THE TASK –
Excluding images, repeat the data exactly as given.

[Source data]
Start of Block

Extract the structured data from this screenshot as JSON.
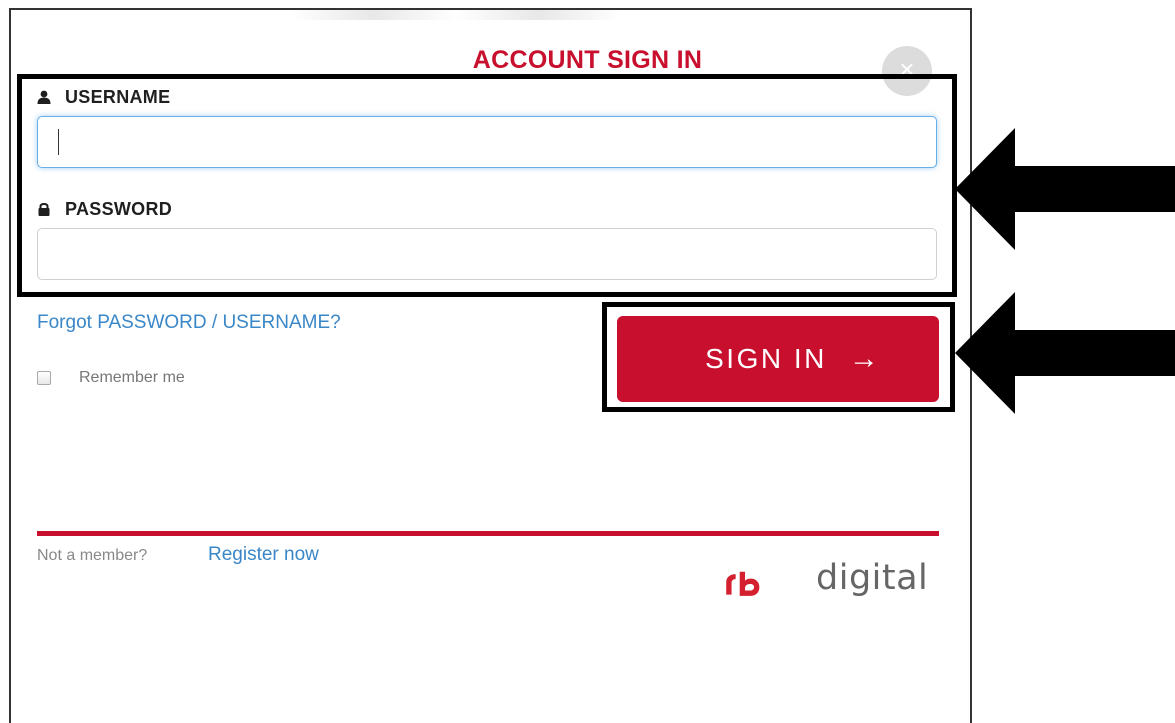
{
  "dialog": {
    "title": "ACCOUNT SIGN IN",
    "close_icon_glyph": "×"
  },
  "form": {
    "username_label": "USERNAME",
    "username_value": "",
    "password_label": "PASSWORD",
    "password_value": "",
    "forgot_link": "Forgot PASSWORD / USERNAME?",
    "remember_label": "Remember me",
    "remember_checked": false,
    "signin_label": "SIGN IN",
    "signin_arrow": "→"
  },
  "footer": {
    "not_member_text": "Not a member?",
    "register_link": "Register now",
    "logo_text": "digital"
  },
  "icons": {
    "user": "user-icon",
    "lock": "lock-icon",
    "close": "close-icon",
    "arrow_right": "arrow-right-icon",
    "pointer_arrow": "left-arrow-icon"
  },
  "colors": {
    "brand_red": "#c8102e",
    "link_blue": "#3a87c8",
    "focus_blue": "#66afe9",
    "highlight_black": "#000000"
  }
}
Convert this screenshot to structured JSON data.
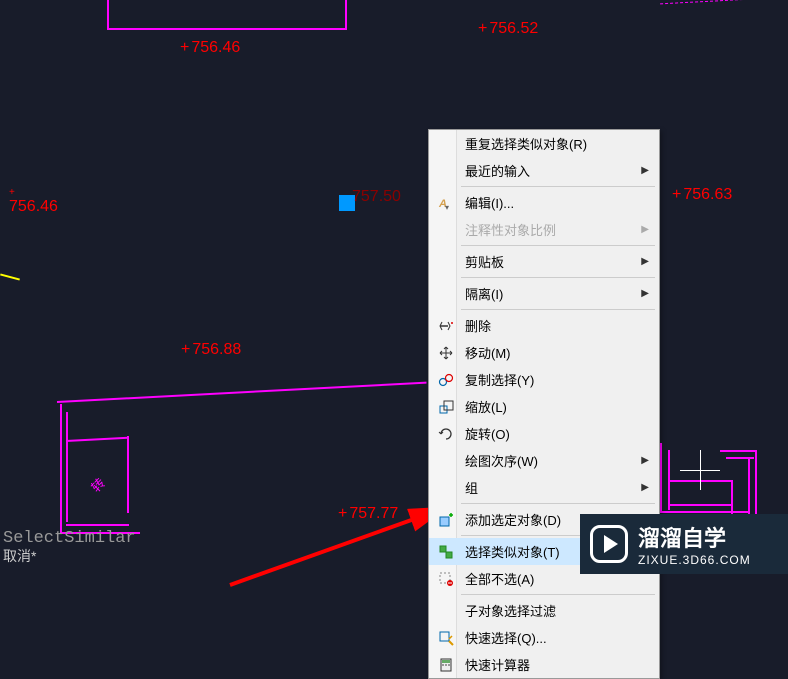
{
  "canvas": {
    "labels": {
      "top_right": "756.52",
      "left_mid": "756.46",
      "upper_left": "756.46",
      "center": "757.50",
      "right": "756.63",
      "mid_lower": "756.88",
      "bottom": "757.77"
    },
    "chinese_text": "转",
    "command_text": "SelectSimilar",
    "cancel_text": "取消*"
  },
  "context_menu": {
    "items": [
      {
        "label": "重复选择类似对象(R)",
        "icon": null,
        "submenu": false
      },
      {
        "label": "最近的输入",
        "icon": null,
        "submenu": true
      },
      {
        "separator": true
      },
      {
        "label": "编辑(I)...",
        "icon": "edit",
        "submenu": false
      },
      {
        "label": "注释性对象比例",
        "icon": null,
        "submenu": true,
        "disabled": true
      },
      {
        "separator": true
      },
      {
        "label": "剪贴板",
        "icon": null,
        "submenu": true
      },
      {
        "separator": true
      },
      {
        "label": "隔离(I)",
        "icon": null,
        "submenu": true
      },
      {
        "separator": true
      },
      {
        "label": "删除",
        "icon": "delete",
        "submenu": false
      },
      {
        "label": "移动(M)",
        "icon": "move",
        "submenu": false
      },
      {
        "label": "复制选择(Y)",
        "icon": "copy",
        "submenu": false
      },
      {
        "label": "缩放(L)",
        "icon": "scale",
        "submenu": false
      },
      {
        "label": "旋转(O)",
        "icon": "rotate",
        "submenu": false
      },
      {
        "label": "绘图次序(W)",
        "icon": null,
        "submenu": true
      },
      {
        "label": "组",
        "icon": null,
        "submenu": true
      },
      {
        "separator": true
      },
      {
        "label": "添加选定对象(D)",
        "icon": "add-select",
        "submenu": false
      },
      {
        "separator": true
      },
      {
        "label": "选择类似对象(T)",
        "icon": "select-similar",
        "submenu": false,
        "highlighted": true
      },
      {
        "label": "全部不选(A)",
        "icon": "deselect",
        "submenu": false
      },
      {
        "separator": true
      },
      {
        "label": "子对象选择过滤",
        "icon": null,
        "submenu": true
      },
      {
        "label": "快速选择(Q)...",
        "icon": "quick-select",
        "submenu": false
      },
      {
        "label": "快速计算器",
        "icon": "calculator",
        "submenu": false
      }
    ]
  },
  "watermark": {
    "title": "溜溜自学",
    "url": "ZIXUE.3D66.COM"
  }
}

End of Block

RESPONSE FOR THIS EXERCISE –
Extract the structured data from this screenshot as JSON.
{
  "dialog": {
    "title": "ACCOUNT SIGN IN",
    "close_icon_glyph": "×"
  },
  "form": {
    "username_label": "USERNAME",
    "username_value": "",
    "password_label": "PASSWORD",
    "password_value": "",
    "forgot_link": "Forgot PASSWORD / USERNAME?",
    "remember_label": "Remember me",
    "remember_checked": false,
    "signin_label": "SIGN IN",
    "signin_arrow": "→"
  },
  "footer": {
    "not_member_text": "Not a member?",
    "register_link": "Register now",
    "logo_text": "digital"
  },
  "icons": {
    "user": "user-icon",
    "lock": "lock-icon",
    "close": "close-icon",
    "arrow_right": "arrow-right-icon",
    "pointer_arrow": "left-arrow-icon"
  },
  "colors": {
    "brand_red": "#c8102e",
    "link_blue": "#3a87c8",
    "focus_blue": "#66afe9",
    "highlight_black": "#000000"
  }
}
Convert this screenshot to structured JSON data.
{
  "canvas": {
    "labels": {
      "top_right": "756.52",
      "left_mid": "756.46",
      "upper_left": "756.46",
      "center": "757.50",
      "right": "756.63",
      "mid_lower": "756.88",
      "bottom": "757.77"
    },
    "chinese_text": "转",
    "command_text": "SelectSimilar",
    "cancel_text": "取消*"
  },
  "context_menu": {
    "items": [
      {
        "label": "重复选择类似对象(R)",
        "icon": null,
        "submenu": false
      },
      {
        "label": "最近的输入",
        "icon": null,
        "submenu": true
      },
      {
        "separator": true
      },
      {
        "label": "编辑(I)...",
        "icon": "edit",
        "submenu": false
      },
      {
        "label": "注释性对象比例",
        "icon": null,
        "submenu": true,
        "disabled": true
      },
      {
        "separator": true
      },
      {
        "label": "剪贴板",
        "icon": null,
        "submenu": true
      },
      {
        "separator": true
      },
      {
        "label": "隔离(I)",
        "icon": null,
        "submenu": true
      },
      {
        "separator": true
      },
      {
        "label": "删除",
        "icon": "delete",
        "submenu": false
      },
      {
        "label": "移动(M)",
        "icon": "move",
        "submenu": false
      },
      {
        "label": "复制选择(Y)",
        "icon": "copy",
        "submenu": false
      },
      {
        "label": "缩放(L)",
        "icon": "scale",
        "submenu": false
      },
      {
        "label": "旋转(O)",
        "icon": "rotate",
        "submenu": false
      },
      {
        "label": "绘图次序(W)",
        "icon": null,
        "submenu": true
      },
      {
        "label": "组",
        "icon": null,
        "submenu": true
      },
      {
        "separator": true
      },
      {
        "label": "添加选定对象(D)",
        "icon": "add-select",
        "submenu": false
      },
      {
        "separator": true
      },
      {
        "label": "选择类似对象(T)",
        "icon": "select-similar",
        "submenu": false,
        "highlighted": true
      },
      {
        "label": "全部不选(A)",
        "icon": "deselect",
        "submenu": false
      },
      {
        "separator": true
      },
      {
        "label": "子对象选择过滤",
        "icon": null,
        "submenu": true
      },
      {
        "label": "快速选择(Q)...",
        "icon": "quick-select",
        "submenu": false
      },
      {
        "label": "快速计算器",
        "icon": "calculator",
        "submenu": false
      }
    ]
  },
  "watermark": {
    "title": "溜溜自学",
    "url": "ZIXUE.3D66.COM"
  }
}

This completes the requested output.